Grasping at every little straw of hope, I felt desperate and fragile. We would wait at the edge of our seats to see if she had SOME relief, to see if our family could be fixed. After years of trying and failing, she went to Wilderness. I genuinely BELIEVED that after 84 days at Wilderness, after being at a therapeutic school for 4 months, we would have found the proverbial “fix.”
No such panacea.
This is from a very eloquent woman friend of mine who struggles with an older son…
“Every time I think he is headed in the right direction, he turns around and spirals downward. Hope becomes something that I cling to and resent at the same time. It is a slim tree in a tsunami. The higher I climb its limbs, the greater the fall.”
Violet was gone for 6 months. She came home for the holidays. I was too optimistic. Old habits die hard. Places, people, sounds and smells can be SUCH strong sense memories. Coming home was a dunk in the old pool of turmoil.
She had an uncontrollable outburst after Christmas. We needed the therapist, and siblings, to help pull her out of it. The next day, she left for school. I buckled. I couldn’t bear the feelings caused by seeing her in that state, especially after all this work. I lost perspective and couldn’t seem to pull MYSELF out of it.
My husband tried to talk me down, “Amie, try and relax. That was A LOT to ask of her. It was a ton of pressure for the first home visit. She had one hard time, one day. Overall, she did really well. She was able to bounce back after her episode and function with the family after moments, not days. That NEVER would have happened before. That IS progress.
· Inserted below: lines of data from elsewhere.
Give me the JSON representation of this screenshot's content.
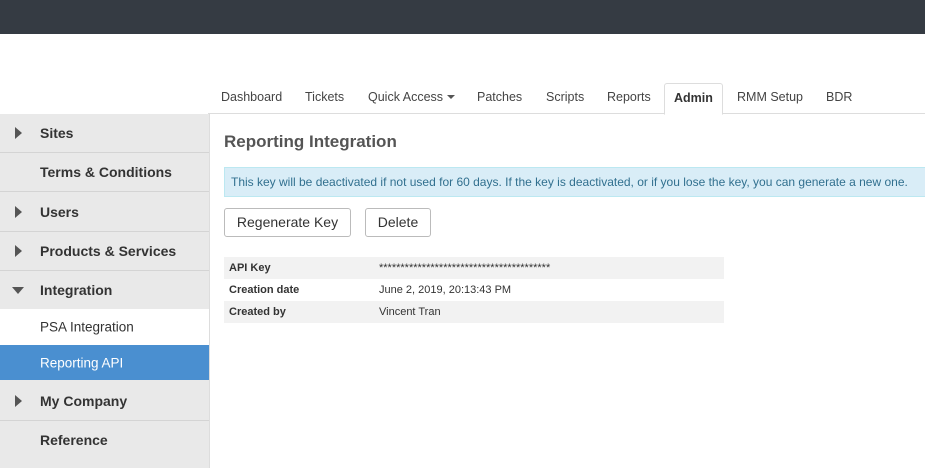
{
  "tabs": [
    {
      "label": "Dashboard"
    },
    {
      "label": "Tickets"
    },
    {
      "label": "Quick Access"
    },
    {
      "label": "Patches"
    },
    {
      "label": "Scripts"
    },
    {
      "label": "Reports"
    },
    {
      "label": "Admin"
    },
    {
      "label": "RMM Setup"
    },
    {
      "label": "BDR"
    }
  ],
  "sidebar": {
    "sites": "Sites",
    "terms": "Terms & Conditions",
    "users": "Users",
    "products": "Products & Services",
    "integration": "Integration",
    "psa_integration": "PSA Integration",
    "reporting_api": "Reporting API",
    "my_company": "My Company",
    "reference": "Reference"
  },
  "main": {
    "title": "Reporting Integration",
    "alert": "This key will be deactivated if not used for 60 days. If the key is deactivated, or if you lose the key, you can generate a new one.",
    "regenerate_label": "Regenerate Key",
    "delete_label": "Delete",
    "rows": [
      {
        "key": "API Key",
        "value": "****************************************"
      },
      {
        "key": "Creation date",
        "value": "June 2, 2019, 20:13:43 PM"
      },
      {
        "key": "Created by",
        "value": "Vincent Tran"
      }
    ]
  },
  "colors": {
    "topbar": "#353b43",
    "active_sidebar": "#4a8fd0",
    "alert_bg": "#d9edf7",
    "alert_text": "#31708f"
  }
}
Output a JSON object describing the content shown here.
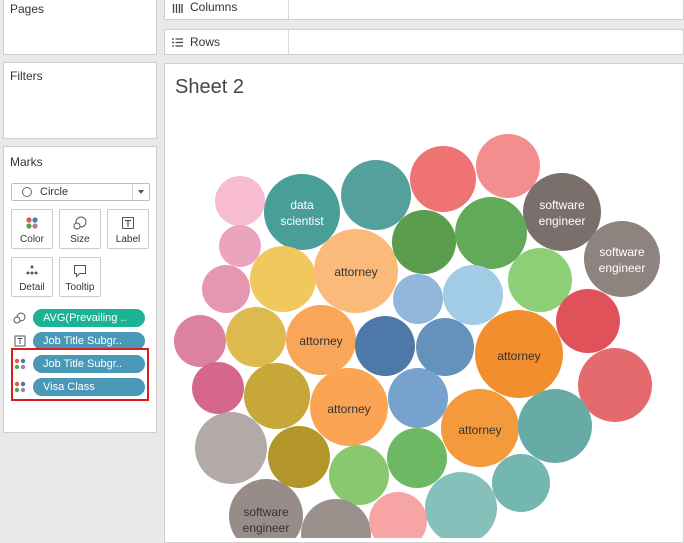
{
  "side": {
    "pages_title": "Pages",
    "filters_title": "Filters",
    "marks_title": "Marks",
    "mark_type": "Circle",
    "buttons": [
      {
        "label": "Color",
        "icon": "color-icon"
      },
      {
        "label": "Size",
        "icon": "size-icon"
      },
      {
        "label": "Label",
        "icon": "label-icon"
      },
      {
        "label": "Detail",
        "icon": "detail-icon"
      },
      {
        "label": "Tooltip",
        "icon": "tooltip-icon"
      }
    ],
    "pills": [
      {
        "text": "AVG(Prevailing ..",
        "icon": "size-icon",
        "color": "#1bb393"
      },
      {
        "text": "Job Title Subgr..",
        "icon": "label-icon",
        "color": "#4a98b8"
      },
      {
        "text": "Job Title Subgr..",
        "icon": "color-icon",
        "color": "#4a98b8"
      },
      {
        "text": "Visa Class",
        "icon": "color-icon",
        "color": "#4a98b8"
      }
    ]
  },
  "shelves": {
    "columns": "Columns",
    "rows": "Rows"
  },
  "sheet": {
    "title": "Sheet 2"
  },
  "chart_data": {
    "type": "packed-bubble",
    "labels_shown": [
      "data scientist",
      "software engineer",
      "software engineer",
      "attorney",
      "attorney",
      "attorney",
      "attorney",
      "attorney",
      "software engineer"
    ]
  }
}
You have to try and see the little things, or you will make yourself crazy.”
In my clear mind, I KNEW how hard it was to change behaviors and cycles. The ability to come back to the family within moments WAS serious progress. I was the one who struggled.
“Two steps forward, one step back.” Ultimately, this is still one step forward. So, how could I embrace that part? How could I experience the backslide and recover in order to continue to move forward?
Resilience: the ability to properly adapt to stressful situations or adversity; the ability to bounce back from hardship, to return to good condition.
From Day One, Violet’s school curriculum focuses on Resiliency. How do you handle adversity? Do you buckle or can you bounce back? How quickly? Can they teach you to do it faster?
Violet’s therapist shared a line with me, “Will this matter in 6 minutes? 6 hours? 6 days? 6 months?” I burned this one into my brain. Major aid for perspective.
As heart rate recovery time indicates physical fitness, “resiliency” indicates psychological health. Resiliency functions like a muscle; it can be strengthened.
There is a trial going on lead by Dr. Martin Seligman (see link). He has theorized a way to strengthen psychological fitness in a training program for soldiers. Meant to enable the soldiers to “bounce back” with increased resilience, it should help decrease the cases of PTSD (post traumatic stress disorder).
People with strong emotional, familial, social and spiritual fitness tend to be more resilient. Here are some areas of focus:
· Accepting Reality – Let’s not be hyper optimists thinking things are great when they aren’t and let’s not be pessimistic. No denial, or “the sky is falling,” just healthy acceptance.
· Finding Something Meaningful – Let’s try to focus on something that derives meaning for us. Relationships, family, spirituality, purpose. (See Man’s Search For Meaning, Viktor Frankl – I loved this one).
· Honing the Ability To Improvise – Let’s find that knack for coming up with a new solution, a flexible way of adapting to situations.
If it works there, in the most strained of situations, why wouldn’t it work for us all?
Reality and perspective. Meaning and purpose. Solutions. Resilience. Fall off the horse, get back on and try again. Got it. Man, we are all a work-in-progress.
“More than education, more than experience, more than training, a person’s level of resilience will determine who succeeds and who fails. That’s true for the cancer ward, true for the Olympics, true in the boardroom.” (Dean Becker)
And, may I add Mr. Becker, true for families.